MATERIALS PROVIDED:
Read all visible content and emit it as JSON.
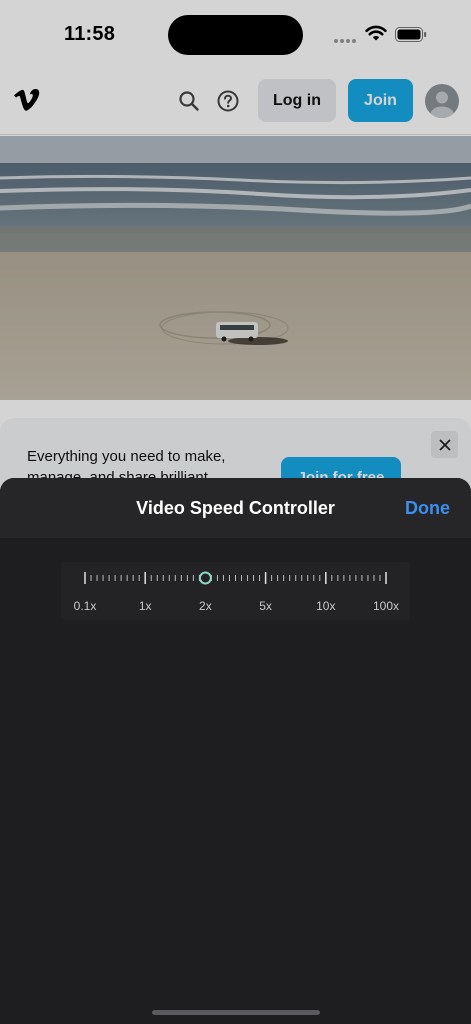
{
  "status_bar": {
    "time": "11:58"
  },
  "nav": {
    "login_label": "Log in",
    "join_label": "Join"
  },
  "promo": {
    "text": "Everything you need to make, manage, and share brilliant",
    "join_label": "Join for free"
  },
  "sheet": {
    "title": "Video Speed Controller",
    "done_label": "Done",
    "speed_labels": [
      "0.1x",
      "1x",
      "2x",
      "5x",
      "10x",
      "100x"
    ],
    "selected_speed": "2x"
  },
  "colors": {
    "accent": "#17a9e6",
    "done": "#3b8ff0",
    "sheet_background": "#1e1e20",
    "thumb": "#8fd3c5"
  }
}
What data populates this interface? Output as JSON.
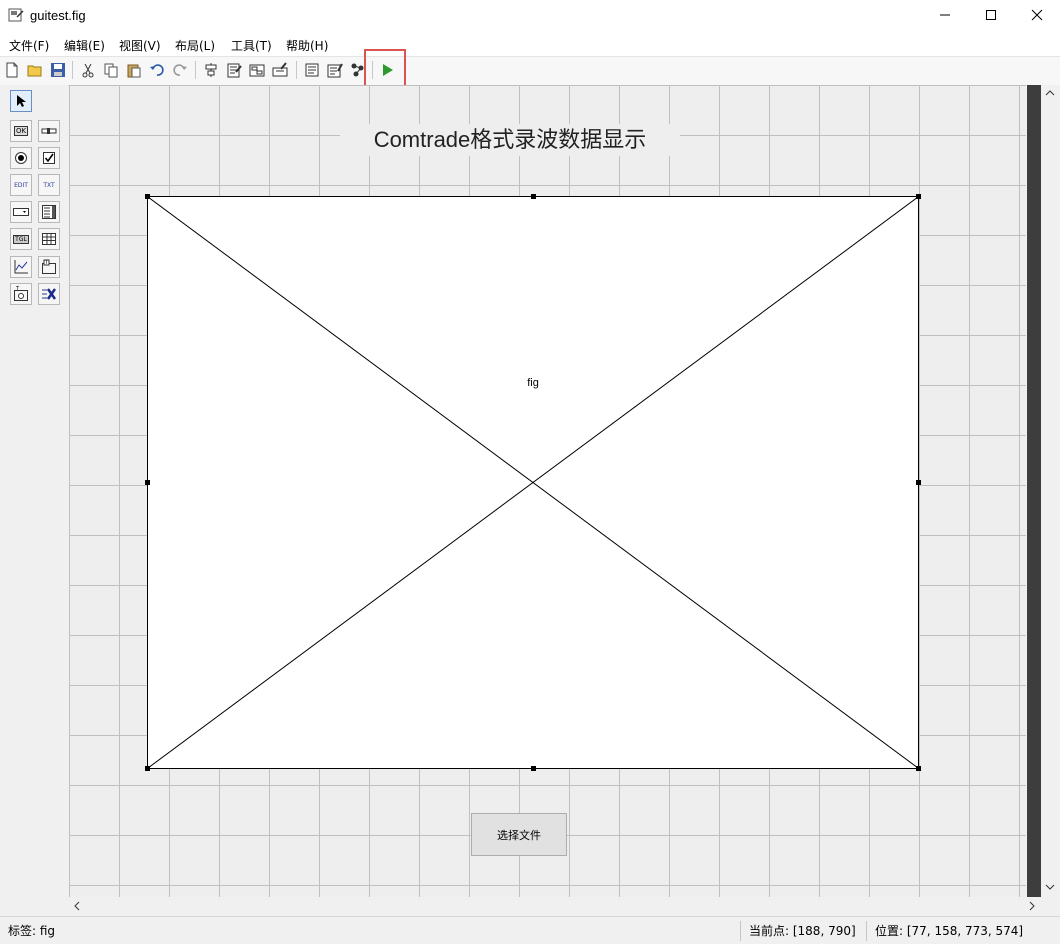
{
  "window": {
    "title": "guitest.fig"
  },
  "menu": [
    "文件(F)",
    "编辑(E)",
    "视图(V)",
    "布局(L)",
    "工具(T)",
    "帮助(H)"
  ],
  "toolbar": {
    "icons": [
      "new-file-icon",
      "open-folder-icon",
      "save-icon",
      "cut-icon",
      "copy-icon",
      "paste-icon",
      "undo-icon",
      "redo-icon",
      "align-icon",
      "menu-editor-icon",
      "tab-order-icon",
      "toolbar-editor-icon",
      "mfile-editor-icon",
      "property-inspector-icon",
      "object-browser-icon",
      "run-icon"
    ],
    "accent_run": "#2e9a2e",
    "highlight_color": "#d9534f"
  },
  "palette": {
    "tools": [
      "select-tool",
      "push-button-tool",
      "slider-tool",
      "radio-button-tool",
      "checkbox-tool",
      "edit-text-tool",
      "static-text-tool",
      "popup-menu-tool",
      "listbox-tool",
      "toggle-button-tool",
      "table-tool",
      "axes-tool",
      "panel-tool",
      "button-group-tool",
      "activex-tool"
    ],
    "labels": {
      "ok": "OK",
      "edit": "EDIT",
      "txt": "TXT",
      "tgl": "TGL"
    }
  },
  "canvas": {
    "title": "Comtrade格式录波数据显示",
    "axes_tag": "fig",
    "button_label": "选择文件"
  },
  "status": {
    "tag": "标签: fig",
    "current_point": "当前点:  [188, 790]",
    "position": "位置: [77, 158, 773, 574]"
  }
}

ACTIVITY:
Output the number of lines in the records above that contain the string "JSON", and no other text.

OUTPUT BELOW:
2